Excerpted records:
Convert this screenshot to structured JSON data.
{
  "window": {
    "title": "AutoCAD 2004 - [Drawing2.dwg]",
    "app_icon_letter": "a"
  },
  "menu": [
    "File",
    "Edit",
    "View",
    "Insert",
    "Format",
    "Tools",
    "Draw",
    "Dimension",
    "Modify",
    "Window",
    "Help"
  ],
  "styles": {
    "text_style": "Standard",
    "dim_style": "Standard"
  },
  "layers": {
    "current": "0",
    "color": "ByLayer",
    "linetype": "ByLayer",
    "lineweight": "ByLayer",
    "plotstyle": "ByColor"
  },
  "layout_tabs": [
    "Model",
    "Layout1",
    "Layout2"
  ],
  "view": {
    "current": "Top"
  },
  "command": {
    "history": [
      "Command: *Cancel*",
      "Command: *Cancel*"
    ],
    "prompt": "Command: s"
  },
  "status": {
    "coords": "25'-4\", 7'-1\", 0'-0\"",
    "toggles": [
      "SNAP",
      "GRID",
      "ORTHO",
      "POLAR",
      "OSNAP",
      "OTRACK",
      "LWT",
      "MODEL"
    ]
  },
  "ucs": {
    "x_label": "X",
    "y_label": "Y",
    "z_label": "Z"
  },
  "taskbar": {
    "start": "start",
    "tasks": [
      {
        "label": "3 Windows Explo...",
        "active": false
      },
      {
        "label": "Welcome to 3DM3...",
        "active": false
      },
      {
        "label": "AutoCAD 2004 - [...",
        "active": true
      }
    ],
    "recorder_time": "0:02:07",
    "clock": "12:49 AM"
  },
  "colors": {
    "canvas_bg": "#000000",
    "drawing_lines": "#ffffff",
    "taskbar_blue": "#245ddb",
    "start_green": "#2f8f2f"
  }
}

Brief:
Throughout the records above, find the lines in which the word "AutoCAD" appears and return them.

Reply to the task:
    "title": "AutoCAD 2004 - [Drawing2.dwg]",
        "label": "AutoCAD 2004 - [...",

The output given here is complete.